This is a question often asked by fabricators and steel service centers looking into the purchase of a new machine: should they buy a plasma cutting machine or an oxy-fuel burning machine? Another question frequently posed: should I cut this part with oxy-fuel or with plasma? Of course, this debate is limited only to those who only work with mild steel, since oxy-fuel won’t cut stainless or aluminum plate.
There are many ways to cut mild steel plate, some of which are suited for automation some are not. Some are suited for thinner plate, some for thicker. Some are fast, some are slow.
Although oxy-fuel cutting is generally viewed as a simple process, most machine operators realize that making it perform properly is not as simple as it looks. Experienced operators can achieve cut quality that rivals a machined surface, and do it in a fraction of the time cost of hard tooling. But consistently getting that quality requires understanding the factors that affect quality, and how they interact with each other.
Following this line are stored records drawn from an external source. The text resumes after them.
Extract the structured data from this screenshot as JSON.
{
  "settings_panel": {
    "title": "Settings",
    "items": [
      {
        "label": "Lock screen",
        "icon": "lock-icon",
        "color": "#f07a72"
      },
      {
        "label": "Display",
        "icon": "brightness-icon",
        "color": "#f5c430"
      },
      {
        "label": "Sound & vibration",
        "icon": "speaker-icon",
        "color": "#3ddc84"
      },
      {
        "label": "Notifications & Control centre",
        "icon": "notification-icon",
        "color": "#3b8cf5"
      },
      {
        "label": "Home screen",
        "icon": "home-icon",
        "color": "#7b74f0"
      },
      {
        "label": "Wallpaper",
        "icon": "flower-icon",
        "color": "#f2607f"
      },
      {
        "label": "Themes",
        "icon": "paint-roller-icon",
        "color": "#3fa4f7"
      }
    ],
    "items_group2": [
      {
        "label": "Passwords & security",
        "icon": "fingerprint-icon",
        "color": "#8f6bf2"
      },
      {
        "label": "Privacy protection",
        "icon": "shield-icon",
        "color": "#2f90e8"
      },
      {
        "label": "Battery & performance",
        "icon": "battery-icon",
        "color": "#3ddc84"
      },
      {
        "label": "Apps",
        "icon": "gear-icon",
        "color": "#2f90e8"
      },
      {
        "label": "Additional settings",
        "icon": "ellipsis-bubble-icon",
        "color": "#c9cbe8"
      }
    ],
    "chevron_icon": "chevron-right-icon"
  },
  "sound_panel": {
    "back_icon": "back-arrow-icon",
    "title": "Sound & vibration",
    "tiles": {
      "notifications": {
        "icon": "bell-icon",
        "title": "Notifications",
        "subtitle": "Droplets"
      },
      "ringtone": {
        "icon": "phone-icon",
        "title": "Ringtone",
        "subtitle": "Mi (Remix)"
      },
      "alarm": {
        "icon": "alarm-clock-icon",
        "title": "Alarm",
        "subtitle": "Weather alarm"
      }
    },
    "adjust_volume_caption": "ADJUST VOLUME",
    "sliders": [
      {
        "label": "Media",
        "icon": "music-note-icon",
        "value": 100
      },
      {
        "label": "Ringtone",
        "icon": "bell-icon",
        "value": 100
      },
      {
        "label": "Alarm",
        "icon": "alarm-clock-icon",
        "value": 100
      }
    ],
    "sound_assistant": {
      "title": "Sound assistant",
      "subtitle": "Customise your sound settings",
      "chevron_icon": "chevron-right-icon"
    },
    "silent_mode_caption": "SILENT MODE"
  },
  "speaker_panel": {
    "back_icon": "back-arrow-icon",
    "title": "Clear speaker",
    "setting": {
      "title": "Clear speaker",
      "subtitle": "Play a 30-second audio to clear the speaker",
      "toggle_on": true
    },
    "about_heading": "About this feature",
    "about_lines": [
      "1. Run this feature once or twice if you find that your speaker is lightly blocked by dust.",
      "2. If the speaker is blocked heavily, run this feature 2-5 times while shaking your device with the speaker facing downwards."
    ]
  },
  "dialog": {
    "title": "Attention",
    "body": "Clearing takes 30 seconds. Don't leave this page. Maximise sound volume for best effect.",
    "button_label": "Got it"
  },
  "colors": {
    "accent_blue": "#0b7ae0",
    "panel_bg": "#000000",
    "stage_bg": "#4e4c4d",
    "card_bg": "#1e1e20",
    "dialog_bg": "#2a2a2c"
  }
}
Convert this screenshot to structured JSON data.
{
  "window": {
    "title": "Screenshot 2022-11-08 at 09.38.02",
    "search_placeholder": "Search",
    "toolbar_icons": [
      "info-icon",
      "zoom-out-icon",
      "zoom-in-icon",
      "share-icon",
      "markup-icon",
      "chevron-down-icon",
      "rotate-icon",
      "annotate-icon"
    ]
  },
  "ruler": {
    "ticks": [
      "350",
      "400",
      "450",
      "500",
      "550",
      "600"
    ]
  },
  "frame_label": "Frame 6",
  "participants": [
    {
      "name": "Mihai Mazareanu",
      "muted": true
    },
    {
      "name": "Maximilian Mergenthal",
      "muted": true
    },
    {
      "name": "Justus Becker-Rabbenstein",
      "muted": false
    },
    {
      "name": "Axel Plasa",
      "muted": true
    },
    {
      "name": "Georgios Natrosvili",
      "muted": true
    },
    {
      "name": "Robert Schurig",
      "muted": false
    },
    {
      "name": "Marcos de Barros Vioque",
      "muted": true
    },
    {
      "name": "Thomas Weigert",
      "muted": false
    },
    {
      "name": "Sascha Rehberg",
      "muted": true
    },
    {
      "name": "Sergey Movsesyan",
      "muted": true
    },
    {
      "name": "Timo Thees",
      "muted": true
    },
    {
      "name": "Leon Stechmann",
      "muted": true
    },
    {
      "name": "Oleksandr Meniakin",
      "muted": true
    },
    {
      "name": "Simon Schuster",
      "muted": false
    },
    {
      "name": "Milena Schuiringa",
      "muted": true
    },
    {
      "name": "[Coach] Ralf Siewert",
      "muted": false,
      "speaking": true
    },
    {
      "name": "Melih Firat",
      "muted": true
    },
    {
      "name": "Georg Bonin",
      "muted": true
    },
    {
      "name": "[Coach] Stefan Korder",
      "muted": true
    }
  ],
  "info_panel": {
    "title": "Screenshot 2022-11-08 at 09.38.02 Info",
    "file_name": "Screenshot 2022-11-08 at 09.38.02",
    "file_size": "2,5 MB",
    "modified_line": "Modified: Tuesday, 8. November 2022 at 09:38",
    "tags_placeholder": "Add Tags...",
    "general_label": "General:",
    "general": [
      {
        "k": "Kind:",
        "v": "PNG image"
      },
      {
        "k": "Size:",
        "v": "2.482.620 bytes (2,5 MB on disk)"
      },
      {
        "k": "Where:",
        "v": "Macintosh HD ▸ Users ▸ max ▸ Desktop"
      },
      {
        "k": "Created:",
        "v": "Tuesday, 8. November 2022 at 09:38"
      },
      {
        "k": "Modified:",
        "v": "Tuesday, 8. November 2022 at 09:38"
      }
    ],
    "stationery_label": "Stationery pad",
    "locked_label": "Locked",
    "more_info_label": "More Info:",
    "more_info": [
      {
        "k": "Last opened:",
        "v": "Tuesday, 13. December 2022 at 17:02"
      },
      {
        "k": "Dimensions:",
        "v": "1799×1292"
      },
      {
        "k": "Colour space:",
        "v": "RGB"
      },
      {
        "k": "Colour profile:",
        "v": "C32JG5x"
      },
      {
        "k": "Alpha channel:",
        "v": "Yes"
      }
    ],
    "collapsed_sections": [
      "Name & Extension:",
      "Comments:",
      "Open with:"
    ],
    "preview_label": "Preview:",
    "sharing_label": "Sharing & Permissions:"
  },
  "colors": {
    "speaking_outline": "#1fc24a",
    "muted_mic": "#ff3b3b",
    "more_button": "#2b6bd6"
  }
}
In the previous blog on Flame Cutting we discussed cutting nozzle bore designs and the requirements for various plate thicknesses. In this issue we will discuss the different nozzle designs required for the various fuel gases.